Once again cellist Robert Howard will open up his house for series of four presentations in an intimate setting that he calls Concerts By The Square. The basic idea is to provide “a more intimate, digestible form” (Howard’s words) to fostering an interest in chamber music. That begins with the proximity of a house concert, reinforced with food and wine through which members of the audience have a chance to get to know the musicians as well as the music. In addition each piece that is performed is preceded by a short discussion, the goal being to set a context for the music without burdening the listener with “too much information.” All performances take place on Sunday afternoons beginning at 5:30 p.m. (a time that used to be favored by Vladimir Horowitz, who thought audiences were particularly alert in the hour or so prior to dinner).
The four concerts of the 2016/17 will be distinguished by diversity of repertoire. Howard himself will perform in each of the programs. However, the variety of fellow performers will make for an impressive assortment of offerings. Specific dates and concert themes are as follows:
October 30: Sfizi Italiani will be a program of sonatas for two cellos. Howard will be joined by his Philharmonia Baroque colleague Phoebe Carrai, who serves a faculty baroque cellist at both the Juilliard School and Harvard University. The discussion will address the evolution of the cello from the Baroque period to the present day. The music to be performed will address the transition from the Baroque to the Classical and will include duo sonatas by Giacobbe Cervetto, Alessandro Scarlatti, and Luigi Boccherini.
January 22: Pushkin’s Legacy will examine Romantic traditions in Russia that originated with the literature of Alexander Pushkin and thrived in the music of Pyotr Ilyich Tchaikovsky, only to be confronted early in the twentieth century by the harsh realities of the Russian Revolution. The music will focus on a composer sometimes called the last pillar of the Russian Romantic tradition, Sergei Rachmaninoff. Howard will be accompanied by pianist Jeff LaDeur for a performance of Rachmaninoff’s cello sonata, a massive composition that, at least in Rachmaninoff’s opinion, treated both cello and piano as equal partners.
February 12: For this program Howard will be joined by Owen Dalby, violinist in the St. Lawrence String Quartet, and Meena Bhasin, violist in the Decoda Ensemble. The title of the program will be Jean Cocteau’s Paris, and the focus will be on music composed there in the two decades between 1920 and 1940. The composers to be represented on the program will be Maurice Ravel and Jean Françaix.
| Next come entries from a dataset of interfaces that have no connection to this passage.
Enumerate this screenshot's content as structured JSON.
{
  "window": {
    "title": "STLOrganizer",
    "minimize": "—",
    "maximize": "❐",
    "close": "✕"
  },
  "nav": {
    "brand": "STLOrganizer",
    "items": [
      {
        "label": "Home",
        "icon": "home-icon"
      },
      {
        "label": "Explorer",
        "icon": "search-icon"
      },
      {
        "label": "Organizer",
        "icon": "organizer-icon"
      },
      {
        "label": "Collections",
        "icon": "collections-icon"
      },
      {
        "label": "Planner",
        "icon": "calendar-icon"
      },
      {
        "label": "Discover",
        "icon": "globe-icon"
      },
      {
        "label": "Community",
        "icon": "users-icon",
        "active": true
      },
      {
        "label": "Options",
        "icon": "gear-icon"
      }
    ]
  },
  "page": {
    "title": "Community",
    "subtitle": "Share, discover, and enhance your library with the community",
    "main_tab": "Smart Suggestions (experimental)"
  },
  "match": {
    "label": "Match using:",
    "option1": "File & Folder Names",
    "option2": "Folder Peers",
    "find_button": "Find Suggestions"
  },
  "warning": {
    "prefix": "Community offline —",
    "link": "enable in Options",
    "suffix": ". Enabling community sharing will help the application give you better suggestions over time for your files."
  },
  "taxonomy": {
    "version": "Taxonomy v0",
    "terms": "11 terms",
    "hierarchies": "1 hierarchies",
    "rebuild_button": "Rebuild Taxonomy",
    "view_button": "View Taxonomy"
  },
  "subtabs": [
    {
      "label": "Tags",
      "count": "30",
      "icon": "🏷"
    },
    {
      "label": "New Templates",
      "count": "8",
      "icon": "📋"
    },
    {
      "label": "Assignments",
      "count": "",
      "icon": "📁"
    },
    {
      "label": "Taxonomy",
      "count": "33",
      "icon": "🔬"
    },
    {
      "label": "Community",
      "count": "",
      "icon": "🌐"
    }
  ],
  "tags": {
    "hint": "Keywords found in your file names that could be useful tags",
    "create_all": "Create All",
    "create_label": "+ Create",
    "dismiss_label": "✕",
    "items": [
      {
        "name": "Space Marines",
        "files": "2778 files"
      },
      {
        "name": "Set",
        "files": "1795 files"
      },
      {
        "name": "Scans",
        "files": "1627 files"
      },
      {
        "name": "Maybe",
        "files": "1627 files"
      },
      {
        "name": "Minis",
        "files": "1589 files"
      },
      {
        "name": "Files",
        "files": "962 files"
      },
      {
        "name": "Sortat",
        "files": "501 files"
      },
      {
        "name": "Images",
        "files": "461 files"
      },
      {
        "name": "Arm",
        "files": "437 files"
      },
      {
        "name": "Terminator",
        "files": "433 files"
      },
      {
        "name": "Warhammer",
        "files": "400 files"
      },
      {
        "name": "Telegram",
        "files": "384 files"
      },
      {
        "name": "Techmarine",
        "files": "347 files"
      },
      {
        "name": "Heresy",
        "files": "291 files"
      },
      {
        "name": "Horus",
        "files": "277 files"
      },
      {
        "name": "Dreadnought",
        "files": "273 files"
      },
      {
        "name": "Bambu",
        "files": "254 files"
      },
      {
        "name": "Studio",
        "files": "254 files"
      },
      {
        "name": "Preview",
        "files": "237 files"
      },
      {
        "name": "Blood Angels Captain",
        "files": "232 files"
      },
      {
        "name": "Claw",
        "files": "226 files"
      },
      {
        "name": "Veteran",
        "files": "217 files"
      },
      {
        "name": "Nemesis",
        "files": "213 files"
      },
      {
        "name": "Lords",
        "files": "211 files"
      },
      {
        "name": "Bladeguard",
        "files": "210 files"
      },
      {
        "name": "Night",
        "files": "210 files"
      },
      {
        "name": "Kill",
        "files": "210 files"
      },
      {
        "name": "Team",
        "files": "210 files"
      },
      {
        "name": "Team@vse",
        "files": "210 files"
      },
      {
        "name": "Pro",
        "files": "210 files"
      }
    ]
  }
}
March 26: Howard will be joined by pipa virtuoso Shenshen Zhang for a survey of the Chinese musical heritage. The program will combine traditional selections with the efforts of the more recent composers Lou Harrison and Bright Sheng. Sheng’s opera Dream of the Red Chamber was just given its world premiere by the San Francisco Opera, and the title of this final program will be The Red Chamber.
Because seating is very limited, reservations must be made prior to the performance date. All reservations require a donation, which is tax-deductible as allowed by law. (Concerts by the Square is a registered 501(c)(3) nonprofit organization.) A single Reservation Web page has been created with hyperlinks for $60 donations for each of the four concerts and a $200 donation for a subscription to the entire series. The venue is a Victorian flat near Alamo Square (hence the title of the series), which is 42 stairs above street level. Unfortunately, no elevator is available. Specific details regarding the address of the venue are provided once a reservation has been confirmed.